From Vision to Strategy: The Role of Coaching

During the last century, we became increasingly over reliant on left brain logic, to help solve problems, get us out of financial fixes and provide health solutions. But over the last 10 years or so, we have started to see that logic alone doesn’t solve everything.

Successful leaders, whatever organisation they are part of, understand the art of unlocking creativity and skilfully weaving ideas into a tangible form. They recruit the best that the left brain has to offer, with the adaptability and innovation of the right brain, to produce amazing outcomes and cutting edge services and products.

When talking about leadership, Margaret Wheatley makes this clear:

“If we don’t start to learn as leaders who people are, what they are capable of, what their potential is, how creative most people can be… then we are not going to succeed. A profound shift in our culture has to take place… that evokes our creativity and brings out the best of each person’s talent”

The Coaching profession really understands this, and it’s not just the realm of leadership and executive coaching. Supporting a creative vision while it is developing, protecting it during its fragile, seed like state and helping it grow, is a key role for all coaches, whether they work with small businesses, large corporations or with individuals wanting to write their first book.

Many of us have ideas.Unless we take steps to translate that into reality, it’s just an idea.

Coaching is often used to help generate ideas or vision, however coming up with an idea is often the easy part, translating that idea into reality, is much harder. At the start, a good coach will help people to clarify their idea or vision. This will include “testing” the idea both theoretically and practically. Coaches help people to see how their idea or vision will fit with their lives or the wider business.

This is all part of a creative process which is not linear and hops between the left and right sides of the brain. A skilled coach will help the “corpus callosum” get really toned up (this is the part of the brain which connects the left and right hemispheres and its essential when trying to turn right brain creative ideas into reality). Skillful questioning, alongside on-going visioning is key to turning the “intangible” into a tangible form, whatever that may be.

During this process, many fears and barriers will surface.

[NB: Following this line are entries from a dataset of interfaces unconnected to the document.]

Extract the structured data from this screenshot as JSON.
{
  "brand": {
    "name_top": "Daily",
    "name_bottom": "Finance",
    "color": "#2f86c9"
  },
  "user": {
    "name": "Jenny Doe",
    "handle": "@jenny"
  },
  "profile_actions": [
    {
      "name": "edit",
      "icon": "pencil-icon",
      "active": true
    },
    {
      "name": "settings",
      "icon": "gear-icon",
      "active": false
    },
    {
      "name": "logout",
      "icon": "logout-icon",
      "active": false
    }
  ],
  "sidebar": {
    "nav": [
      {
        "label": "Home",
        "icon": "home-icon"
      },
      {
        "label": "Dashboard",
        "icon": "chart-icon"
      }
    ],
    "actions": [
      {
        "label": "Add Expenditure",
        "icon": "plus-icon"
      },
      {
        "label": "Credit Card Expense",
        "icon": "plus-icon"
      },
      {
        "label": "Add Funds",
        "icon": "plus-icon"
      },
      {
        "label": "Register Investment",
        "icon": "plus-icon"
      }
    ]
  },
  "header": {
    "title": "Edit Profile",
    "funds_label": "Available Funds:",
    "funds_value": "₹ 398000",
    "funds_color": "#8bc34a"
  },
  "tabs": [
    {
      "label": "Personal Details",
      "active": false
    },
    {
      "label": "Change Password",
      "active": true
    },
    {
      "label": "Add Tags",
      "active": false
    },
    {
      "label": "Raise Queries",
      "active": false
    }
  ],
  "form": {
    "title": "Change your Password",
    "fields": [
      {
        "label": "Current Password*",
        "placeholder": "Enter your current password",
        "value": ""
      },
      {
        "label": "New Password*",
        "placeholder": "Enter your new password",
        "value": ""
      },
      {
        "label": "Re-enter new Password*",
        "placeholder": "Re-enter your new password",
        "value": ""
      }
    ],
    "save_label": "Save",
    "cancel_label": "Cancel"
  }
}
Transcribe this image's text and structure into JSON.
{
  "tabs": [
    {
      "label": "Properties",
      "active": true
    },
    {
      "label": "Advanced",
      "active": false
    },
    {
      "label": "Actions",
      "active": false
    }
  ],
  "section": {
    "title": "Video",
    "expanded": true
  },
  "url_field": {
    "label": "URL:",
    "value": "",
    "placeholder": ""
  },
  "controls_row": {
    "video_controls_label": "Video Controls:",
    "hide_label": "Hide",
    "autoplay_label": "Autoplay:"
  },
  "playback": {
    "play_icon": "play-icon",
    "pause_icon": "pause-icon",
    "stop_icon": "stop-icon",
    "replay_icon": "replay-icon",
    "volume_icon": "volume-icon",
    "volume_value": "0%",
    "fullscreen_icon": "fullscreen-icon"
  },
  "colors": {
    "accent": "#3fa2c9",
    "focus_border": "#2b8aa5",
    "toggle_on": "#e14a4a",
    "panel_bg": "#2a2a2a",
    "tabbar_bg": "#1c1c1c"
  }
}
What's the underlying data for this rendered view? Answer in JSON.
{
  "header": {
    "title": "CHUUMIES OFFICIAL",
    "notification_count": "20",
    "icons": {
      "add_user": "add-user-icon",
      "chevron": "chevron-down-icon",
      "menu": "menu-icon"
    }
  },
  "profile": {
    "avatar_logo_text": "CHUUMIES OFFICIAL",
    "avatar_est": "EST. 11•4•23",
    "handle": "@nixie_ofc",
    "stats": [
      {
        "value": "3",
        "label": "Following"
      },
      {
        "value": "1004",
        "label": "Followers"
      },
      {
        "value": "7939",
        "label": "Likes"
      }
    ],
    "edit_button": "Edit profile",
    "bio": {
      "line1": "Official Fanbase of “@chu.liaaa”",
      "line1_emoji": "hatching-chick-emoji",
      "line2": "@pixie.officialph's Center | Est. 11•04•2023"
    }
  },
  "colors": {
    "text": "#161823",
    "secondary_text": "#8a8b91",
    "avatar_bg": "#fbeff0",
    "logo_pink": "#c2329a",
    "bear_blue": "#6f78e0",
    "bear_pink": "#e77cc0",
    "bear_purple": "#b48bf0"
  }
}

This might include tackling any negativity which surfaces, for example: “we don’t have the resources or time to do this” or “management will never buy into this” or “I just don’t have any space in my life to write” or “I’m not good enough”. Whether they belong to an individual or a team, a coach will help identify the barriers and work to reduce them or find ways round.

When faced with the enormity of bringing an idea to life, overwhelm often sets in and can cause all sorts of challenges including procrastination, self-doubt and self-sabotage. Coaches understand how to overcome these common problems and support people by breaking down tasks into achievable steps and maintaining accountability so that people keep going. Generating a time bounded, structured plan which allows the flexibility that emerging ideas require, is one of coaching’s major strengths.

Making sure that the plan is understood by all and time isn’t wasted by mis-understandings is crucial. Issues arising from poor interpretation and communication can also hinder moral. A coach will, therefore, help ensure that communication is maintained between all key parties involved. This might include the development of a common language, which is often needed when developing something completely new.

Coaching received from an experienced, adaptable, accredited coach will ensure that the process of translating a vision into a strategy is understood by all and that momentum is maintained. Sometimes, things take time to emerge, but unless momentum of some sort is maintained, those great ideas will never become more than scribbles of red marker pen, on flip chart paper, hidden at the back of the filing cabinet.